* [About this exercise] Would you repeat each of the lines below exactly?

* [Given data]
******

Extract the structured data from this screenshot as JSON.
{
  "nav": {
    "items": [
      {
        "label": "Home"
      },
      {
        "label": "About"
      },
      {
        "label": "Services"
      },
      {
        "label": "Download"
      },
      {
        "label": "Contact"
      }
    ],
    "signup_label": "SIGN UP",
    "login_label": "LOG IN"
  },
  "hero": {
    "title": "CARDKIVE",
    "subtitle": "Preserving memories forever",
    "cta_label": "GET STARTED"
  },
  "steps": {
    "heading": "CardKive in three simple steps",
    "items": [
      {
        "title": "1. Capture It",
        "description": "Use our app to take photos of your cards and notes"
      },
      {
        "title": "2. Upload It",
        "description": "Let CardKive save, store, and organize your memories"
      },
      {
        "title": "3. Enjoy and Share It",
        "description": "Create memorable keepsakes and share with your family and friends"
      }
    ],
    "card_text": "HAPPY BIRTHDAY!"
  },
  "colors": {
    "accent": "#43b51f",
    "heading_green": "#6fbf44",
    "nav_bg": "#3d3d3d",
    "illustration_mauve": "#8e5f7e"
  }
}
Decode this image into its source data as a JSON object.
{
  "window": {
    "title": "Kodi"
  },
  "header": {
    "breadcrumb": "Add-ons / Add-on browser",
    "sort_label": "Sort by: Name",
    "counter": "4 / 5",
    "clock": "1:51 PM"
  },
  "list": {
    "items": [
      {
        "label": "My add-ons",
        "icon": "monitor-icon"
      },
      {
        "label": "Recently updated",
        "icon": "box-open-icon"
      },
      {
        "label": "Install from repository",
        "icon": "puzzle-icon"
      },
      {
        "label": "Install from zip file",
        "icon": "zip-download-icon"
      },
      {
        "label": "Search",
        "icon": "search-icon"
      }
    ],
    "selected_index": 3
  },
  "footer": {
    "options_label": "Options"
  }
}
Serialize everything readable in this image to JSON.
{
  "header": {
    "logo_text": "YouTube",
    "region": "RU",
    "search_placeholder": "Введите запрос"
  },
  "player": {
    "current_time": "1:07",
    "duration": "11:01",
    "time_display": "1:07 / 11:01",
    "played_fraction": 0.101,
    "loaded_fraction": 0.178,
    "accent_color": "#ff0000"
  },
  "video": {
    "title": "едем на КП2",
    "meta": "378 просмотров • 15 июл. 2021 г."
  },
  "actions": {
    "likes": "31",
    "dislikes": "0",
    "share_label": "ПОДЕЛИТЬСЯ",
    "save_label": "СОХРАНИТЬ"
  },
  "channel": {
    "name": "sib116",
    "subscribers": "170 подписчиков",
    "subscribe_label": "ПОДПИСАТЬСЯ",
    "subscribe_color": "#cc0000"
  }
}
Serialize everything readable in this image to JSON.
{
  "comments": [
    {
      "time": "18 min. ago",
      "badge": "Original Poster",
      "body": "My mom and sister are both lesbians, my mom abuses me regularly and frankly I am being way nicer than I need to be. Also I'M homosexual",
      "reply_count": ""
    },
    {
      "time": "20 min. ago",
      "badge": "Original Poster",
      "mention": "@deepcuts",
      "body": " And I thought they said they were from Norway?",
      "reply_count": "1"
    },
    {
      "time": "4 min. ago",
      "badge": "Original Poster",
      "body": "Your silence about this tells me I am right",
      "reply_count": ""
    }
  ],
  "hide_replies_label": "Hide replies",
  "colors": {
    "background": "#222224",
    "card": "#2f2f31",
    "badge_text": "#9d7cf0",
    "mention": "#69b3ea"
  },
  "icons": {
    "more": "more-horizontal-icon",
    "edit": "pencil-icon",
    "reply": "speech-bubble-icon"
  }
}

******

* [Answer section]
Extract the structured data from this screenshot as JSON.
{
  "nav": {
    "items": [
      {
        "label": "Home"
      },
      {
        "label": "About"
      },
      {
        "label": "Services"
      },
      {
        "label": "Download"
      },
      {
        "label": "Contact"
      }
    ],
    "signup_label": "SIGN UP",
    "login_label": "LOG IN"
  },
  "hero": {
    "title": "CARDKIVE",
    "subtitle": "Preserving memories forever",
    "cta_label": "GET STARTED"
  },
  "steps": {
    "heading": "CardKive in three simple steps",
    "items": [
      {
        "title": "1. Capture It",
        "description": "Use our app to take photos of your cards and notes"
      },
      {
        "title": "2. Upload It",
        "description": "Let CardKive save, store, and organize your memories"
      },
      {
        "title": "3. Enjoy and Share It",
        "description": "Create memorable keepsakes and share with your family and friends"
      }
    ],
    "card_text": "HAPPY BIRTHDAY!"
  },
  "colors": {
    "accent": "#43b51f",
    "heading_green": "#6fbf44",
    "nav_bg": "#3d3d3d",
    "illustration_mauve": "#8e5f7e"
  }
}
Decode this image into its source data as a JSON object.
{
  "window": {
    "title": "Kodi"
  },
  "header": {
    "breadcrumb": "Add-ons / Add-on browser",
    "sort_label": "Sort by: Name",
    "counter": "4 / 5",
    "clock": "1:51 PM"
  },
  "list": {
    "items": [
      {
        "label": "My add-ons",
        "icon": "monitor-icon"
      },
      {
        "label": "Recently updated",
        "icon": "box-open-icon"
      },
      {
        "label": "Install from repository",
        "icon": "puzzle-icon"
      },
      {
        "label": "Install from zip file",
        "icon": "zip-download-icon"
      },
      {
        "label": "Search",
        "icon": "search-icon"
      }
    ],
    "selected_index": 3
  },
  "footer": {
    "options_label": "Options"
  }
}
Serialize everything readable in this image to JSON.
{
  "header": {
    "logo_text": "YouTube",
    "region": "RU",
    "search_placeholder": "Введите запрос"
  },
  "player": {
    "current_time": "1:07",
    "duration": "11:01",
    "time_display": "1:07 / 11:01",
    "played_fraction": 0.101,
    "loaded_fraction": 0.178,
    "accent_color": "#ff0000"
  },
  "video": {
    "title": "едем на КП2",
    "meta": "378 просмотров • 15 июл. 2021 г."
  },
  "actions": {
    "likes": "31",
    "dislikes": "0",
    "share_label": "ПОДЕЛИТЬСЯ",
    "save_label": "СОХРАНИТЬ"
  },
  "channel": {
    "name": "sib116",
    "subscribers": "170 подписчиков",
    "subscribe_label": "ПОДПИСАТЬСЯ",
    "subscribe_color": "#cc0000"
  }
}
Serialize everything readable in this image to JSON.
{
  "comments": [
    {
      "time": "18 min. ago",
      "badge": "Original Poster",
      "body": "My mom and sister are both lesbians, my mom abuses me regularly and frankly I am being way nicer than I need to be. Also I'M homosexual",
      "reply_count": ""
    },
    {
      "time": "20 min. ago",
      "badge": "Original Poster",
      "mention": "@deepcuts",
      "body": " And I thought they said they were from Norway?",
      "reply_count": "1"
    },
    {
      "time": "4 min. ago",
      "badge": "Original Poster",
      "body": "Your silence about this tells me I am right",
      "reply_count": ""
    }
  ],
  "hide_replies_label": "Hide replies",
  "colors": {
    "background": "#222224",
    "card": "#2f2f31",
    "badge_text": "#9d7cf0",
    "mention": "#69b3ea"
  },
  "icons": {
    "more": "more-horizontal-icon",
    "edit": "pencil-icon",
    "reply": "speech-bubble-icon"
  }
}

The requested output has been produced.